The Industrial Court of Trinidad and Tobago is a superior court of record, which gives it a status equivalent to that of the High Court of Justice. It is also a specialized court with its own peculiar jurisdiction and is responsible for the dispensation of social justice. The principal role of the court is to settle unresolved disputes and other matters which arise between employer and trade union.
The mission statement of the court clearly outlines its role: “We are an effective Court upholding the principles and practices of good Industrial Relations as pillars of Industrial Peace, Economic and Social Development.”
However, on 12 May 2016 the Trinidad and Tobago Newsday published an article by Verne Burnett titled: “Business sector wants sweeping changes to Industrial Court”. Burnett reported CEO of the Trinidad and Tobago Manufacturers’ Association (TTMA), Dr Ramesh Ramdeen as saying the decisions of the Industrial Court “lack[ed] equity”.
The business sector portrayed the Industrial Court as an “obstacle to their ability to run their businesses profitably and maintain the necessary discipline” and called for sweeping changes to the structure of the Industrial Court.
They further claimed that “judgements coming out of the Court favoured the worker at the expense of the employer and the survival of the business as a going and profitable enterprise.”
But is the claim by the business sector justified? Let’s look at the facts.
The structure of the Industrial Court is designed to promote flexibility and open dialogue rather than protect entrenched interests. Additionally, in accordance with Section 10.3 a, b of the Industrial Relations Act (IRA) the Court has a moral foundation from which to operate:
Section 10 (3) Notwithstanding anything in this Act or in any other rule of law to the contrary, the Court in the exercise of its powers shall-
(a) make such order or award in relation to a dispute before it as it considers fair and just, having regard to the interests of the persons immediately concerned and the community as a whole;
(b) act in accordance with equity, good conscience and the substantial merits of the case before it, having regard to the principles and practices of good industrial relations.
Further, a look at judgements of the Court would indicate that they are quality judgements which displays fairness and justice. The legislation which gave life to the Industrial Court can be described as one of the greatest pieces of legislation for the protection of the ordinary worker despite its limitations and challenges.
The employers are complaining now, but are those who are making these statements actually involved in the industrial relations process, especially at the level of the Industrial Court. Are they familiar with the contents of the judgements they are now criticizing?
Advocates at the Court will reveal that in most cases employers do not co-operate with the processes at the Industrial Court and they treat attempts to administrate matters with scant courtesy. Would they dare to do this at the High Court, where judgements could be given on the basis of your refusal to participate in proceedings?
The Industrial Court is the manager of the industrial relations process and environment and as such they should be given all the tools, resources and support in the provision of fairness, equity and justice, whenever oppression stifles the use of flexibility. These are the same employers who often talk about productivity whilst workers are not being treated fairly and justly at the work place.

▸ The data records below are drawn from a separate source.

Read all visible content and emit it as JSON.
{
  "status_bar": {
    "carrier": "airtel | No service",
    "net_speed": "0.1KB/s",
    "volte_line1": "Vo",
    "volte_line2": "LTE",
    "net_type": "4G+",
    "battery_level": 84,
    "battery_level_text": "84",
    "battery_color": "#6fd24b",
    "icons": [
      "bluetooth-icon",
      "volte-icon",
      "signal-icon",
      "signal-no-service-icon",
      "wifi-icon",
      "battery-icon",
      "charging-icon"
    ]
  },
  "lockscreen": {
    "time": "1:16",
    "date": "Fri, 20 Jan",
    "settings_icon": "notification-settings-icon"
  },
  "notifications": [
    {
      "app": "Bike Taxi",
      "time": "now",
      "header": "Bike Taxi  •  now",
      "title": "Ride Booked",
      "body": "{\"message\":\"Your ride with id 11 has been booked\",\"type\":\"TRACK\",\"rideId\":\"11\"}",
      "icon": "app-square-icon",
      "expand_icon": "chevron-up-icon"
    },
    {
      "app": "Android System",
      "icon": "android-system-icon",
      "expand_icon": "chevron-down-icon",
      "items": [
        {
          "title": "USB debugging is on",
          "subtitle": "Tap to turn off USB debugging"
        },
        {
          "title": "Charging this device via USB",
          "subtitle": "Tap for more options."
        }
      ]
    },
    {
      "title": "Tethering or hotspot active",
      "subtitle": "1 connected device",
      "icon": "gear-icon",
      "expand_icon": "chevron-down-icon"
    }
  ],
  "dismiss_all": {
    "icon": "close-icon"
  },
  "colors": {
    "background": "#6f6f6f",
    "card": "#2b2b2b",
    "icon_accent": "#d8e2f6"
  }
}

The Court’s role is to treat with the imbalance of power between capital and labour and its judgements clearly display its transparency in the administering of justice, with judgments clearly defined and taking into account all the facts on a matter presented before it.
The members of the business sector should therefore look at themselves before making unfair and unjustified criticism of the Industrial Court. The conduct of industrial relations practices at the work place is far from being fair and just. In fact, in almost every matter that goes before the Industrial Court the conduct of the employer is described as being harsh and oppressive.
So instead of making veiled attacks on the Industrial Court, the business sector should focus on its role as a social partner and commit itself to the building of meaningful labour/ management relationships as this has a direct impact on profitability, productivity, job security and improvement in the quality of life of working class citizens.
Additionally, instead of blaming the Court, it is time the business sector meaningfully engage the trade union movement and begin the conversation to make the playing field level in the best interest of all parties.
Failure, to so do will result in the continuation of the class struggle between those who possess but do not produce (capitalist class) and those who produce but do not possess (working class).
A word to the wise is sufficient.